For emerging artist Tam Tran, the third time may be the charm.
|A self-portrait by Tran.
The local photographer, with only two past exhibits on her resume, was selected for
inclusion in the 2010 Whitney Biennial, the signature survey of contemporary art that
showcases up-and-coming talent. The Biennial is on display through May 30 at the Whitney
Museum of Art in New York City. Of the 55 artists participating in the Biennial, Tran
is the youngest, at 23, and the only one from Memphis.
Tran’s previous shows were at Otherlands Coffee Bar in Midtown Memphis and at last
summer’s group exhibit “Everywhere, Nowhere, Somewhere …” at the now-closed Power
House Memphis gallery downtown.
Though she didn’t know it at the time, her work in the Power House show caught the
eye of a representative from the Whitney. “They asked me to send a CV and some pictures,”
says a surprised Tran. “After that, plans were made by e-mail.”
For the 75th edition of its Biennial, the Whitney chose “Raising Hell,” a series of
portraits Tran snapped of her 4-year-old nephew playing superhero and wielding a broomstick
as a weapon. “He was wearing pajamas and a cape, running through the back yard,” she
says. As in many of her photos, Tran presents her nephew as a multifaceted character
who experiments with various identities. Each of the five pictures captures a different
moment in the battle between the boy and an imaginary foe. Seen from different angles,
he appears either huge or tiny, a tough warrior and a young boy.
Tran (BA ’08), who works as a graphic designer/art director at Splash Creative, is
largely a self-taught digital artist.
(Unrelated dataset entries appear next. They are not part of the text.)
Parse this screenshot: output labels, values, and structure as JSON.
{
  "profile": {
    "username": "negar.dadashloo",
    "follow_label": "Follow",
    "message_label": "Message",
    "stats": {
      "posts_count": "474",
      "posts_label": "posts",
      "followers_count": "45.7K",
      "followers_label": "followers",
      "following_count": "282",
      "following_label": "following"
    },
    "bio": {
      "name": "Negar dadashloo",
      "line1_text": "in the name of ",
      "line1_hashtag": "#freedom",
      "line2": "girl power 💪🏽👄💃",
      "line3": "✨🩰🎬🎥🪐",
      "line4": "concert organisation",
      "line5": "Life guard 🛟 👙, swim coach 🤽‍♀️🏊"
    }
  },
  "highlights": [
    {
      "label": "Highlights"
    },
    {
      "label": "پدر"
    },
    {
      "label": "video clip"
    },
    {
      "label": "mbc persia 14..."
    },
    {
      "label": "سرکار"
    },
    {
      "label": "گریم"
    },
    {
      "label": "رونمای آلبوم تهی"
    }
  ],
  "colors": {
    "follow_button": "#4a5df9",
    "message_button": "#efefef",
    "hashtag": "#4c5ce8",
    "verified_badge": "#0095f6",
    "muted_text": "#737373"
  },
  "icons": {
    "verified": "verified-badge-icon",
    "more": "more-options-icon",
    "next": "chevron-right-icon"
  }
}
She earned a degree in journalism from the University
of Memphis, concentrating in Internet and Web-based design areas. As part of her studies,
she took three black-and-white photography classes, including a required digital class.
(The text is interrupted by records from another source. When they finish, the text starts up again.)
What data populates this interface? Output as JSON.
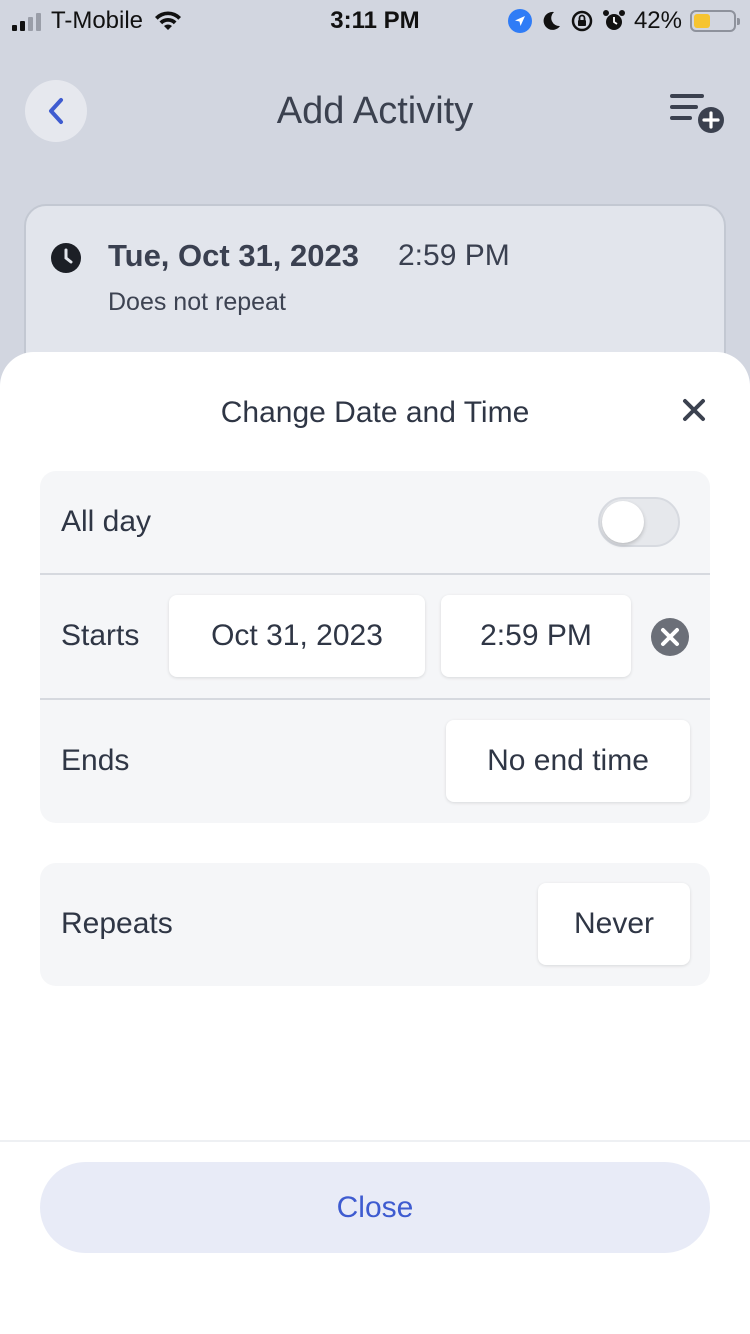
{
  "status_bar": {
    "carrier": "T-Mobile",
    "time": "3:11 PM",
    "battery_percent": "42%",
    "battery_level": 0.42,
    "icons": [
      "signal-icon",
      "wifi-icon",
      "location-icon",
      "moon-icon",
      "rotation-lock-icon",
      "alarm-icon",
      "battery-icon"
    ]
  },
  "header": {
    "title": "Add Activity",
    "back_icon": "chevron-left-icon",
    "action_icon": "add-to-list-icon"
  },
  "activity_card": {
    "date": "Tue, Oct 31, 2023",
    "time": "2:59 PM",
    "repeat": "Does not repeat",
    "icon": "clock-icon"
  },
  "sheet": {
    "title": "Change Date and Time",
    "close_icon": "close-icon",
    "all_day": {
      "label": "All day",
      "enabled": false
    },
    "starts": {
      "label": "Starts",
      "date": "Oct 31, 2023",
      "time": "2:59 PM",
      "clear_icon": "clear-circle-icon"
    },
    "ends": {
      "label": "Ends",
      "value": "No end time"
    },
    "repeats": {
      "label": "Repeats",
      "value": "Never"
    },
    "close_button": "Close"
  },
  "colors": {
    "accent": "#3e5bd0",
    "dim_background": "#d2d6e0",
    "group_background": "#f5f6f8",
    "close_button_bg": "#e8ebf7",
    "battery_fill": "#f6c430"
  }
}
“The intro to black-and-white photography classes taught me the science behind film
development as well as my way around the darkroom,” she says.
Photography instructor David Horan was especially helpful in compiling a portfolio.
“He helped me create a body of work that goes together, that conveys a message, a
feeling, an emotion,” Tran says.
“Tam always had a desire for exploration, and was never afraid to take chances,” Horan
remembers. “Sometimes I think she was mad at me because I pushed her to stretch her
boundaries, but ultimately she would dive in anyway. The results were usually positive.
Even if an idea didn’t produce the best results, she always kept going. I’m very pleased
that she was chosen for the Biennial.”
Tran was born in Hue, Vietnam. Her family moved to Memphis, where they had relatives,
when she was 6.
Much of her work is a journey of self-discovery. In self-portraits, Tran transforms
herself into images that are offbeat and often unrecognizable. She challenges viewers
to decipher the pictures for themselves.
“I use my camera to convey myself and my views to the world. It’s easier for me to
do that with a camera than by painting or drawing,” Tran says. “My camera is always
with me, it’s my third eye. The photographs I make are visual records from my life,
and I take them because I’m curious and sentimental. These photographs translate my
prospective of the world that I’m in and the self-portraits, particularly, help translate
myself as a woman, as a girl, in a world where I am of the weaker sex, the weaker
While much of her experience has come from “playing around” with her camera, Tran
says she identifies with photographers Elliott Erwitt, Duane Michals and Francesca
Woodman. “Each has a quirk about them that inspires my photography,” she says.
Her next project? “Finding a gallery to represent me to kick-start my career as an
The third time may be the charm for Tran, but she’s no cliché. — by Gabrielle Maxey